>>>

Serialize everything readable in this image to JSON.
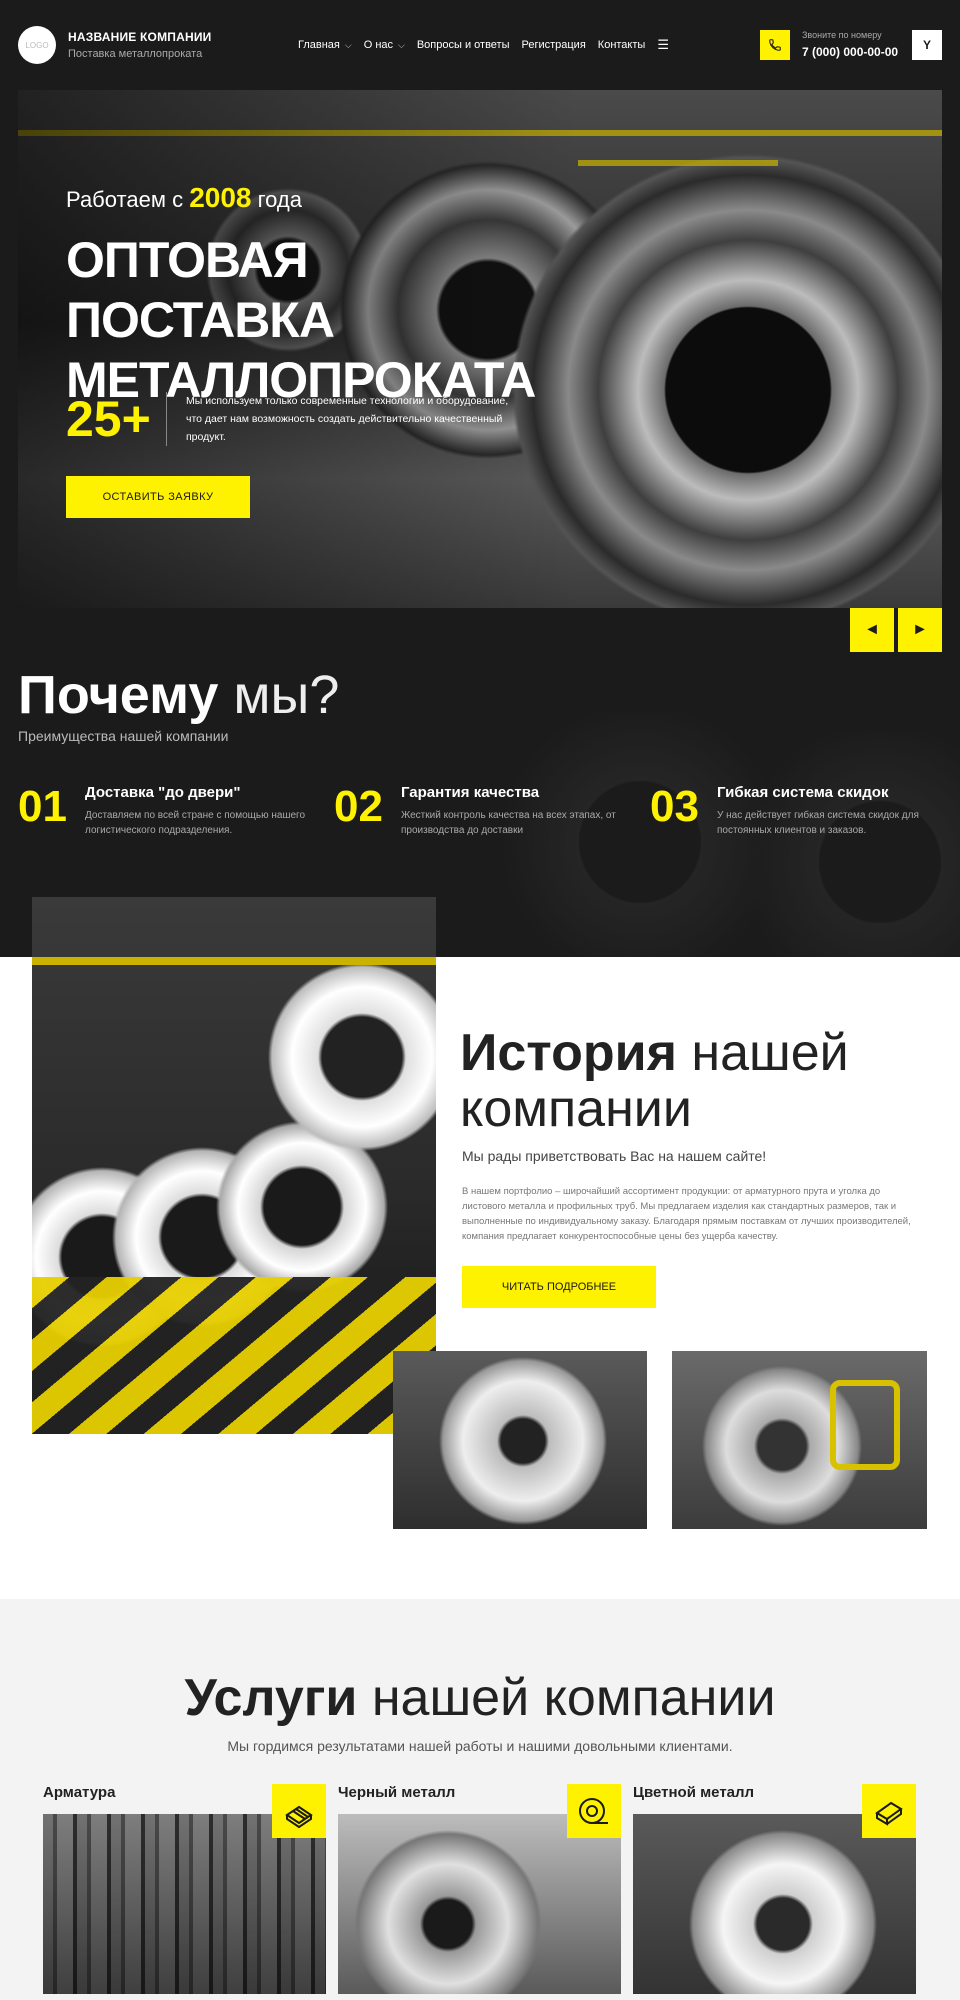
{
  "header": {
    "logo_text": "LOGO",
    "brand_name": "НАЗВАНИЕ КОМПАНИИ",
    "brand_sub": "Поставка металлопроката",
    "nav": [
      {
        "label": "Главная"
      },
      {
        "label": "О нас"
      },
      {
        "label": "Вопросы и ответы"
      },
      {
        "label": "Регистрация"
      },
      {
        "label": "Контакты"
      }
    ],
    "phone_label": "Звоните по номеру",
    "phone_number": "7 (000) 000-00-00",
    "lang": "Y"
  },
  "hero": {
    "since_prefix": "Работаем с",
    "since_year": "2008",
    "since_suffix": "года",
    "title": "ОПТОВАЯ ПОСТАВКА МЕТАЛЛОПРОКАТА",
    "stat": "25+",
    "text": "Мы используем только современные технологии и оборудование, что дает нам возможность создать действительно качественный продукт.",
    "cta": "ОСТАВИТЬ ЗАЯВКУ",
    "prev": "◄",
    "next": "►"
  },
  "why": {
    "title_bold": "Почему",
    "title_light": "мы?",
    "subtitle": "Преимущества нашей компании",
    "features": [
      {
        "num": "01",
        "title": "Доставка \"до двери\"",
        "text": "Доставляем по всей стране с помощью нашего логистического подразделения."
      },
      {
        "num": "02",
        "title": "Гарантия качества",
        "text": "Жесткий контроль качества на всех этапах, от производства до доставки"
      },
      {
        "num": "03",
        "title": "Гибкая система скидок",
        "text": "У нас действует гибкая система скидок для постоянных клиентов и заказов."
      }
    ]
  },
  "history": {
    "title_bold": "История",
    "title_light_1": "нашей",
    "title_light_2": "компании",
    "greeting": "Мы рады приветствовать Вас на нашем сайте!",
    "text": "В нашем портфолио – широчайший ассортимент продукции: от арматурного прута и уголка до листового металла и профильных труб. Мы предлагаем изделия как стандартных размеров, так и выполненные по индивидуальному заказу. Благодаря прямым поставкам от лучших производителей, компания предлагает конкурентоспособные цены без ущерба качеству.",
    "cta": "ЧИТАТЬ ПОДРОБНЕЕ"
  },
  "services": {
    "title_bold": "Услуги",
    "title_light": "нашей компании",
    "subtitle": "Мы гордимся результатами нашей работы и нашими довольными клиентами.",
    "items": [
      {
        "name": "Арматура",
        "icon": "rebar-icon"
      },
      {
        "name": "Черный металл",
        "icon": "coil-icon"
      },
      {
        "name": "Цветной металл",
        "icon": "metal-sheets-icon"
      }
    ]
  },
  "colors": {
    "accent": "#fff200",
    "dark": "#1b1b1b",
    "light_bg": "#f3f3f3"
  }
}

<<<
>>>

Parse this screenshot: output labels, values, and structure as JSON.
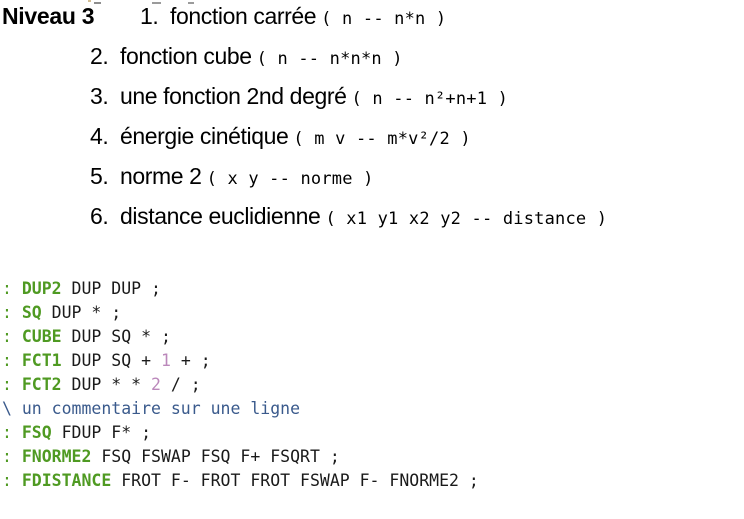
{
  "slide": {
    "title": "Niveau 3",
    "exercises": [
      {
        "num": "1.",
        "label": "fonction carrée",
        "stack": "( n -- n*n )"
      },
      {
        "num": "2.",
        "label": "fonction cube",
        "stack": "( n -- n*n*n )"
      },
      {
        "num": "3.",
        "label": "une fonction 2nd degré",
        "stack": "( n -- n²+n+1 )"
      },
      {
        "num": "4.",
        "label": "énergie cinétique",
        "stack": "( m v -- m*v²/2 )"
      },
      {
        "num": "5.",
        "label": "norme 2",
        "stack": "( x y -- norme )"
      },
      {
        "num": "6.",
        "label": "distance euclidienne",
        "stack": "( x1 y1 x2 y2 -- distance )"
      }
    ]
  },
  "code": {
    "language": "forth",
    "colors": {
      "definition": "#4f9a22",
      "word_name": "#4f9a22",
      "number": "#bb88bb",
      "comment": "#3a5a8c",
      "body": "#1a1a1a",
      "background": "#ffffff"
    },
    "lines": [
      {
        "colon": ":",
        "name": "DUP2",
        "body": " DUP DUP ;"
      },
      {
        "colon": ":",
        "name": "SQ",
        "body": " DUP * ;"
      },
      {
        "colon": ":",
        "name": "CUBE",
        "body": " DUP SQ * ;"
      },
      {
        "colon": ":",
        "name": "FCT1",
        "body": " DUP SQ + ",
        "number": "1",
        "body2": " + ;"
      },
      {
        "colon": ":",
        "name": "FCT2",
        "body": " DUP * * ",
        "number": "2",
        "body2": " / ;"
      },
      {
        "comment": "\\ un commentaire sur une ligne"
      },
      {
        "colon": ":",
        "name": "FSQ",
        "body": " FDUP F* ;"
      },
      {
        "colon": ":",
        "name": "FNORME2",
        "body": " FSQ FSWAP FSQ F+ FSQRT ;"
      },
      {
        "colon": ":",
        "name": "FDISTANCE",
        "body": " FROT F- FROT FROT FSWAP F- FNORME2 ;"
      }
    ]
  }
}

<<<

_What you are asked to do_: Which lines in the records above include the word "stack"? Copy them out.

_Answer box_:
        "stack": "( n -- n*n )"
        "stack": "( n -- n*n*n )"
        "stack": "( n -- n²+n+1 )"
        "stack": "( m v -- m*v²/2 )"
        "stack": "( x y -- norme )"
        "stack": "( x1 y1 x2 y2 -- distance )"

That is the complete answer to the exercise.